Once we crested this hill, we got out to marvel at what the Pony Express riders had to ride over in the dark, in rain, in snow, and once in a while, in hot sunlight.
If washouts like this were encountered by the pony guys, we hoped it was during daylight.
Unfortunately, the day before we set up this first campsite, Nevada had initiated a state-wide ban on open fires. Camping loses half its appeal without a fire.
Since we had participants coming in from three states, we picked a centrally located parking lot in Virginia City for our final assembly point.
Just off U.S. 50 on Fort Churchill Road, we aired down for our hundreds of miles of dirt.
There was wildlife along the route but not much of it.
We glimpsed this century-old wood bridge just off the modern road.
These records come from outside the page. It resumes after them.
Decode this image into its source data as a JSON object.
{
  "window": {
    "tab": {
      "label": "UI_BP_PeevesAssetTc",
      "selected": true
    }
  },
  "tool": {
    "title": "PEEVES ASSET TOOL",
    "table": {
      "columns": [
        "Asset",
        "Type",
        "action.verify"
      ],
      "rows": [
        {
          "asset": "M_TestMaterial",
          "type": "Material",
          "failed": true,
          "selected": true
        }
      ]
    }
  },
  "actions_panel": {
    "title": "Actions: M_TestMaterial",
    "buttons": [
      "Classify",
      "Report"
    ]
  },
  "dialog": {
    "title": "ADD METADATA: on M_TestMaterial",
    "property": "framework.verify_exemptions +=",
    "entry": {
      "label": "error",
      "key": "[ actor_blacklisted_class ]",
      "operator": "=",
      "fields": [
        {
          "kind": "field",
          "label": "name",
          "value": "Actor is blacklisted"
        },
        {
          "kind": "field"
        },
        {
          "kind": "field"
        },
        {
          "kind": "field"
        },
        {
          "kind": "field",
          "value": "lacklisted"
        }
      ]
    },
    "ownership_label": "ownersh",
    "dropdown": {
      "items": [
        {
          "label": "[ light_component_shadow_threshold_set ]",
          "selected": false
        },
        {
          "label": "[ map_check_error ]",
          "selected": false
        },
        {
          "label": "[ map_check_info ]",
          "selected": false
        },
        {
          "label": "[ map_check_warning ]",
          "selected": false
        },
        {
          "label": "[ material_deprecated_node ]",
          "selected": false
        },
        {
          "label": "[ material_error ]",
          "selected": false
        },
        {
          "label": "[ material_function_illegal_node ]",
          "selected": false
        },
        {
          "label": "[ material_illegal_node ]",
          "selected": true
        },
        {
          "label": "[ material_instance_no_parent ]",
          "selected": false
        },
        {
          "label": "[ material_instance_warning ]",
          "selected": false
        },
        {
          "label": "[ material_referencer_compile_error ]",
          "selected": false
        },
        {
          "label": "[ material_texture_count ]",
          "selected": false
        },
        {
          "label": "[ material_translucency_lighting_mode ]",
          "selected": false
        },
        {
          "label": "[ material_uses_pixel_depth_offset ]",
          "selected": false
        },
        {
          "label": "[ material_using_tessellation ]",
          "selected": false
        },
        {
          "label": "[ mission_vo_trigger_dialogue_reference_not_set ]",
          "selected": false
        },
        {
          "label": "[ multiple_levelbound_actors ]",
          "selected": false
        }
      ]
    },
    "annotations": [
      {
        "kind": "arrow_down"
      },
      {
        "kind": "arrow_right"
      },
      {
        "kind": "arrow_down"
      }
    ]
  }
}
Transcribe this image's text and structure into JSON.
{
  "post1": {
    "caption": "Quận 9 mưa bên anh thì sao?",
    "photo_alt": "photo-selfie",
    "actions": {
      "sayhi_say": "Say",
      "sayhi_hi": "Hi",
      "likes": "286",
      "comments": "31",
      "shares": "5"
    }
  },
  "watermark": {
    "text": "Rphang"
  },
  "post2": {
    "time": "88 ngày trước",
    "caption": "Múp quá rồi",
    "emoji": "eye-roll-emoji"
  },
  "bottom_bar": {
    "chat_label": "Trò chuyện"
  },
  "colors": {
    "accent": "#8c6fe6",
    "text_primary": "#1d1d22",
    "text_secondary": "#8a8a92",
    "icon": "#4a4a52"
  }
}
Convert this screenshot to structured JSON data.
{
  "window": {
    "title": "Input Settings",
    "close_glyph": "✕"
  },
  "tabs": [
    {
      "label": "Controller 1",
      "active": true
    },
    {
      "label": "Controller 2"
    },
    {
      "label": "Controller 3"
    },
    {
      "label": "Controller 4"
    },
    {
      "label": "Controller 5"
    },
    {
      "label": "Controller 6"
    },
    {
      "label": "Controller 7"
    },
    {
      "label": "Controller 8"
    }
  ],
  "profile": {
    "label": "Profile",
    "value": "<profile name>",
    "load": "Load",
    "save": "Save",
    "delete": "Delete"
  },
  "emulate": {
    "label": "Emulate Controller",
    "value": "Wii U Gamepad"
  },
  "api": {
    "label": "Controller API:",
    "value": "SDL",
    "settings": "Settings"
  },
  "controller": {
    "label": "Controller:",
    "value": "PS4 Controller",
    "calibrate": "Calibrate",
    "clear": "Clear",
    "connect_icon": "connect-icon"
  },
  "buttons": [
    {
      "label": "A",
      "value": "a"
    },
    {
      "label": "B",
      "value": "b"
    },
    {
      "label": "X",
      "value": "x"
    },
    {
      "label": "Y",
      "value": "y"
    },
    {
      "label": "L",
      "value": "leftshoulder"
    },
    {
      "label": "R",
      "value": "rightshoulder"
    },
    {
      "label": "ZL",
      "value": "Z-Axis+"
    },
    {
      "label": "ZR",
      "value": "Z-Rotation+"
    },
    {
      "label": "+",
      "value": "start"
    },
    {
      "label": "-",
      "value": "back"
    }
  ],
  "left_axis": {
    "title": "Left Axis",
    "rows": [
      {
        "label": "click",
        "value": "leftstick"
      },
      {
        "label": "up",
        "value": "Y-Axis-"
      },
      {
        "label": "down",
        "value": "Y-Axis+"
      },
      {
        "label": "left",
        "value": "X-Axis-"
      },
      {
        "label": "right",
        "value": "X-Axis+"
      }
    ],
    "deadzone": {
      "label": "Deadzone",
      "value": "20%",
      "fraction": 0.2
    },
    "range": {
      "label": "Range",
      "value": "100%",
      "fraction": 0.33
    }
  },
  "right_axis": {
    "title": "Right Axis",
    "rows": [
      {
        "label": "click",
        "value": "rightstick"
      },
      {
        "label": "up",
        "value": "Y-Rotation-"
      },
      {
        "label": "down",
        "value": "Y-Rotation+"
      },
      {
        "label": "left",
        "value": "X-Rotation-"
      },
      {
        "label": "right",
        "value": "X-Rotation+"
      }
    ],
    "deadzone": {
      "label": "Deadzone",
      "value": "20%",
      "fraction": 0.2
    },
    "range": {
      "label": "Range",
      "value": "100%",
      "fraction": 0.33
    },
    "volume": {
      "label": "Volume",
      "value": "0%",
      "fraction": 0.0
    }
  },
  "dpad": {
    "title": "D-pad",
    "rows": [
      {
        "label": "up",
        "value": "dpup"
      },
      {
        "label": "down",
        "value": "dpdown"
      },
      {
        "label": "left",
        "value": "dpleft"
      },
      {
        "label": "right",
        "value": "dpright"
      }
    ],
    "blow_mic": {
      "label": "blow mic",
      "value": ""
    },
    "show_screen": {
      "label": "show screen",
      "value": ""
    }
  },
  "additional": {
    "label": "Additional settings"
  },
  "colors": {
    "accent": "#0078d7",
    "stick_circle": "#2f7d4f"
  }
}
It looked old enough to have seen Pony Express hooves.
Intermittent rains kept dust to a minimum along Fort Churchill Road.
Just before we reached Fort Churchill Historic State Park, we passed through a U.S. military testing facility and saw several armored vehicles undergoing extended testing on the adjacent hillsides.
Both alongside the road and at the state park we saw some beautiful campsites along the Carson River.
All along the Pony Express route we saw ancient buildings made from rock, adobe, and wood.
Built in 1860 with adobe bricks and stone foundations, many of the Fort Churchill buildings are still available for exploring.
Adolfo Rodriguez, a fellow Walapai 4 Wheeler, his wife, and two-year-old daughter packed their JK with literally everything but the kitchen sink.
Just before our first night on the trail, we found a stream to ford and play in.
We'd expected to make camp in Rawhide for the first night, but we found a campsite west of Smith Ranch (the current location of the historic Smith Relay Station).
Each morning we'd line up to make sure everyone was ready to leave camp and camp was ready for us to leave.
With no rain, we were forced to slow down and maintain a good distance between the Jeeps to control the dust.
Fortunately, we dropped down to the alkali dry lake early in the morning before the sun built the heat up.
Second night on the trail we camped near Rawhide.
Rawhide is about 20 miles south of the actual Pony Express route, but on our original planned route.
Since we had no time to prerun the course, we spent almost as much time checking the trail as we did taking photos of the scenery.
We enjoyed several scenic canyons along the trail in the Rawhide area, with somewhat challenging obstacles.
Ghost town sites, abandoned mines, and ancient corrals dotted the huge landscape of backcountry Nevada.
There were sloughs and swampy areas along our pathway, but we couldn't tell it they were year-round or sometime-sloughs.
We spotted this derrick near Gold Point built above a vertical mine shaft.
Gold Point is a privately owned ghost town south of Goldfield and just west of U.S. 95. This is an old ore mill.
Gold Point has a working windmill pumping water from a well.
The Gold Point owner welcomes guests and offers various campsites around town. Since it is private property, it was the only night on the trail we enjoyed a campfire.
The owner of Gold Point also has a sense of humor and built this gallows just for the fun of it.
Eddie Ortiz, my trail co-leader is grabbing one last photo before hitting the trail for Rhyolite, Nevada.
Don't get the idea that this trail was a piece of cake. It had some long hillclimbs and narrow choke points providing challenges, especially for those towing trailers.
On the last few miles before ending up at Rhyolite the weather started getting hot because of the drop in altitude.
We found a dry lake on which we could take a final group shot before splitting up at Rhyolite.
If you're ever traveling through Beatty—and like ghost towns—Rhyolite is a fascinating place to visit and explore.
An artist used this map to draw a portion of the route between Carson City and Smith Station.